Local radiotherapy of exposed murine small bowel: Apoptosis and inflammation

Andrea Polistena, Louis Banka Johnson, Salomé Ohiami-Masseron, Lena Wittgren, Sven Bäck, Charlotte Thornberg, Virgil Gadaleanu, Diya Adawi, Bengt Jeppsson

Research output: Contribution to journalArticlepeer-review

20 Citations (SciVal)

Abstract

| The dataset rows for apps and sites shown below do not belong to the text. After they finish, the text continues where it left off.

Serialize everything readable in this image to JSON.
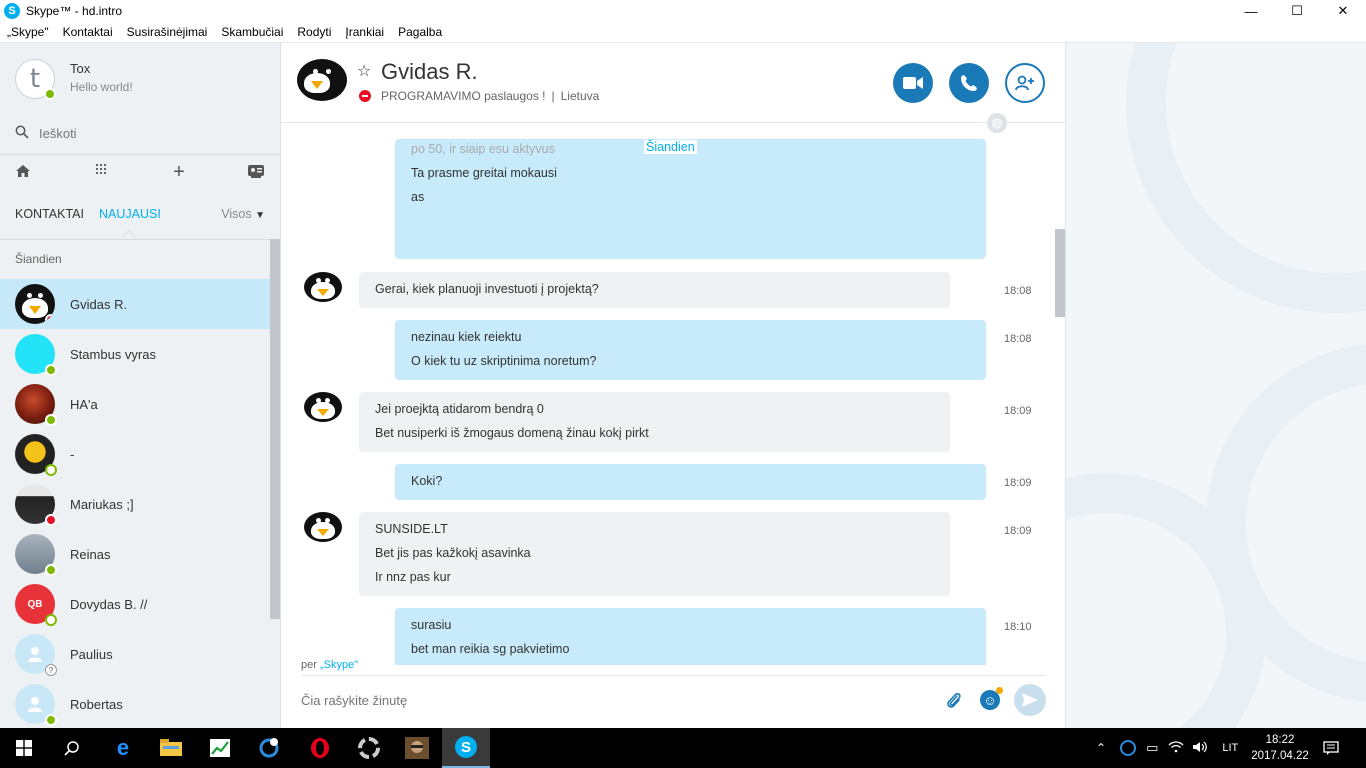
{
  "window": {
    "title": "Skype™ - hd.intro",
    "icon_letter": "S",
    "controls": {
      "minimize": "—",
      "maximize": "☐",
      "close": "✕"
    }
  },
  "menu": [
    "„Skype\"",
    "Kontaktai",
    "Susirašinėjimai",
    "Skambučiai",
    "Rodyti",
    "Įrankiai",
    "Pagalba"
  ],
  "profile": {
    "name": "Tox",
    "mood": "Hello world!",
    "avatar_letter": "t",
    "status": "online"
  },
  "search": {
    "placeholder": "Ieškoti"
  },
  "tabs": {
    "contacts": "KONTAKTAI",
    "recent": "NAUJAUSI",
    "filter": "Visos"
  },
  "section_today": "Šiandien",
  "contacts": [
    {
      "name": "Gvidas R.",
      "status": "busy",
      "avatar": "penguin",
      "selected": true
    },
    {
      "name": "Stambus vyras",
      "status": "online",
      "avatar": "cyan"
    },
    {
      "name": "HA'a",
      "status": "online",
      "avatar": "photo-red"
    },
    {
      "name": "-",
      "status": "away",
      "avatar": "sun"
    },
    {
      "name": "Mariukas ;]",
      "status": "busy",
      "avatar": "photo-mask"
    },
    {
      "name": "Reinas",
      "status": "online",
      "avatar": "photo-man"
    },
    {
      "name": "Dovydas B. //",
      "status": "away",
      "avatar": "red-logo"
    },
    {
      "name": "Paulius",
      "status": "unknown",
      "avatar": "default"
    },
    {
      "name": "Robertas",
      "status": "online",
      "avatar": "default"
    }
  ],
  "chat": {
    "name": "Gvidas R.",
    "mood": "PROGRAMAVIMO paslaugos !",
    "location": "Lietuva",
    "separator": "|",
    "day_label": "Šiandien",
    "messages": [
      {
        "dir": "out",
        "lines": [
          "po 50, ir siaip esu aktyvus",
          "Ta prasme greitai mokausi",
          "as"
        ],
        "time": ""
      },
      {
        "dir": "in",
        "lines": [
          "Gerai, kiek planuoji investuoti į projektą?"
        ],
        "time": "18:08"
      },
      {
        "dir": "out",
        "lines": [
          "nezinau kiek reiektu",
          "O kiek tu uz skriptinima noretum?"
        ],
        "time": "18:08"
      },
      {
        "dir": "in",
        "lines": [
          "Jei proejktą atidarom bendrą 0",
          "Bet nusiperki iš žmogaus domeną žinau kokį pirkt"
        ],
        "time": "18:09"
      },
      {
        "dir": "out",
        "lines": [
          "Koki?"
        ],
        "time": "18:09"
      },
      {
        "dir": "in",
        "lines": [
          "SUNSIDE.LT",
          "Bet jis pas kažkokį asavinka",
          "Ir nnz pas kur"
        ],
        "time": "18:09"
      },
      {
        "dir": "out",
        "lines": [
          "surasiu",
          "bet man reikia sg pakvietimo"
        ],
        "time": "18:10"
      }
    ],
    "via_prefix": "per",
    "via_service": "„Skype\"",
    "compose_placeholder": "Čia rašykite žinutę"
  },
  "taskbar": {
    "tray_lang": "LIT",
    "clock_time": "18:22",
    "clock_date": "2017.04.22"
  },
  "colors": {
    "accent": "#00aff0",
    "button_blue": "#1a79b7",
    "selected_row": "#c6e9f9",
    "out_bubble": "#c7ebfa",
    "in_bubble": "#f0f1f3"
  }
}
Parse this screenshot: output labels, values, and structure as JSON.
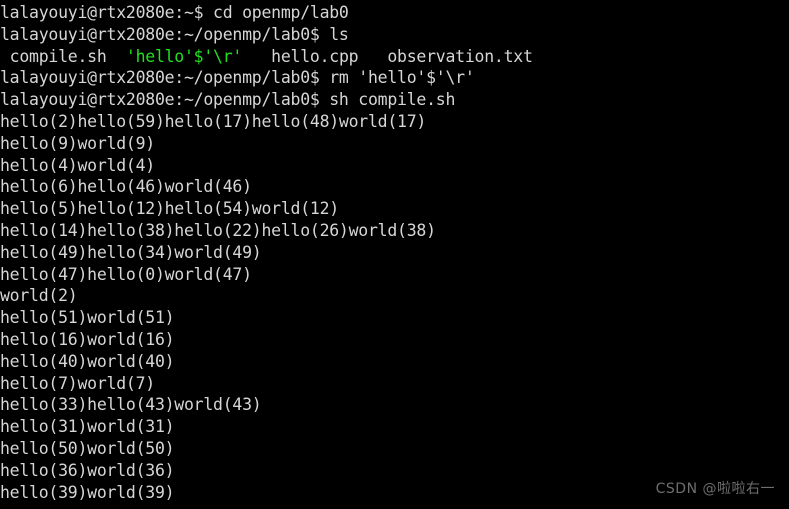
{
  "terminal": {
    "background_color": "#000000",
    "default_text_color": "#d6d6d6",
    "green_text_color": "#20e020",
    "user": "lalayouyi",
    "host": "rtx2080e",
    "lines": [
      {
        "id": "line-1",
        "type": "prompt-command",
        "text": "lalayouyi@rtx2080e:~$ cd openmp/lab0"
      },
      {
        "id": "line-2",
        "type": "prompt-command",
        "text": "lalayouyi@rtx2080e:~/openmp/lab0$ ls"
      },
      {
        "id": "line-3",
        "type": "ls-output",
        "segments": [
          {
            "text": " compile.sh  ",
            "color": "default"
          },
          {
            "text": "'hello'$'\\r'",
            "color": "green"
          },
          {
            "text": "   hello.cpp   observation.txt",
            "color": "default"
          }
        ]
      },
      {
        "id": "line-4",
        "type": "prompt-command",
        "text": "lalayouyi@rtx2080e:~/openmp/lab0$ rm 'hello'$'\\r'"
      },
      {
        "id": "line-5",
        "type": "prompt-command",
        "text": "lalayouyi@rtx2080e:~/openmp/lab0$ sh compile.sh"
      },
      {
        "id": "line-6",
        "type": "program-output",
        "text": "hello(2)hello(59)hello(17)hello(48)world(17)"
      },
      {
        "id": "line-7",
        "type": "program-output",
        "text": "hello(9)world(9)"
      },
      {
        "id": "line-8",
        "type": "program-output",
        "text": "hello(4)world(4)"
      },
      {
        "id": "line-9",
        "type": "program-output",
        "text": "hello(6)hello(46)world(46)"
      },
      {
        "id": "line-10",
        "type": "program-output",
        "text": "hello(5)hello(12)hello(54)world(12)"
      },
      {
        "id": "line-11",
        "type": "program-output",
        "text": "hello(14)hello(38)hello(22)hello(26)world(38)"
      },
      {
        "id": "line-12",
        "type": "program-output",
        "text": "hello(49)hello(34)world(49)"
      },
      {
        "id": "line-13",
        "type": "program-output",
        "text": "hello(47)hello(0)world(47)"
      },
      {
        "id": "line-14",
        "type": "program-output",
        "text": "world(2)"
      },
      {
        "id": "line-15",
        "type": "program-output",
        "text": "hello(51)world(51)"
      },
      {
        "id": "line-16",
        "type": "program-output",
        "text": "hello(16)world(16)"
      },
      {
        "id": "line-17",
        "type": "program-output",
        "text": "hello(40)world(40)"
      },
      {
        "id": "line-18",
        "type": "program-output",
        "text": "hello(7)world(7)"
      },
      {
        "id": "line-19",
        "type": "program-output",
        "text": "hello(33)hello(43)world(43)"
      },
      {
        "id": "line-20",
        "type": "program-output",
        "text": "hello(31)world(31)"
      },
      {
        "id": "line-21",
        "type": "program-output",
        "text": "hello(50)world(50)"
      },
      {
        "id": "line-22",
        "type": "program-output",
        "text": "hello(36)world(36)"
      },
      {
        "id": "line-23",
        "type": "program-output",
        "text": "hello(39)world(39)"
      }
    ]
  },
  "watermark": {
    "text": "CSDN @啦啦右一",
    "color": "#6e6e6e"
  }
}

Background. Preoperative radiotherapy of the pelvic abdomen presents with complications mostly affecting the small bowel. The aim of this study was to define the features of early radiation-induced injury on small bowel. Methods. 54 mice were divided into two groups (36 irradiated and 18 sham irradiated). Animals were placed on a special frame and (in the radiated group) the exteriorized segment of ileum was subjected to a single absorbed dose of 19 or 38 Gy radiation using 6 MV high energy photons. Specimens were collected for histology, immunohistochemistry (IHC) and ELISA analysis after 2, 24 and 48 hours. Venous blood was collected for systemic leucocyte count in a Burker chamber. Results. Histology demonstrated progressive infiltration of inflammatory cells with cryptitis and increased apoptosis. MIP-2 (macrophage inflammatory protein) concentration was significantly increased in irradiated animals up to 48 hours. No significant differences were observed in IL-10 (interleukin) and TNF-α (tumour necrosis factor) levels. IHC with CD45 showed a significant increase at 2 hours of infiltrating leucocytes and lymphocytes after irradiation followed by progressive decrease with time. Caspase-3 expression increased significantly in a dose dependent trend in both irradiated groups up to 48 hours. Conclusion. Acute small bowel injury caused by local irradiation is characterised by increased apoptosis of crypt epithelial cells and by lymphocyte infiltration of the underlying tissue. The severity of histological changes tends to be dose dependent and may affect the course of tissue damage.

Original languageEnglish
Article number1
JournalBMC Surgery
Volume8
DOIs
Publication statusPublished - 2008 Jan 3

Subject classification (UKÄ)

  • Surgery

Fingerprint

Dive into the research topics of 'Local radiotherapy of exposed murine small bowel: Apoptosis and inflammation'. Together they form a unique fingerprint.

Cite this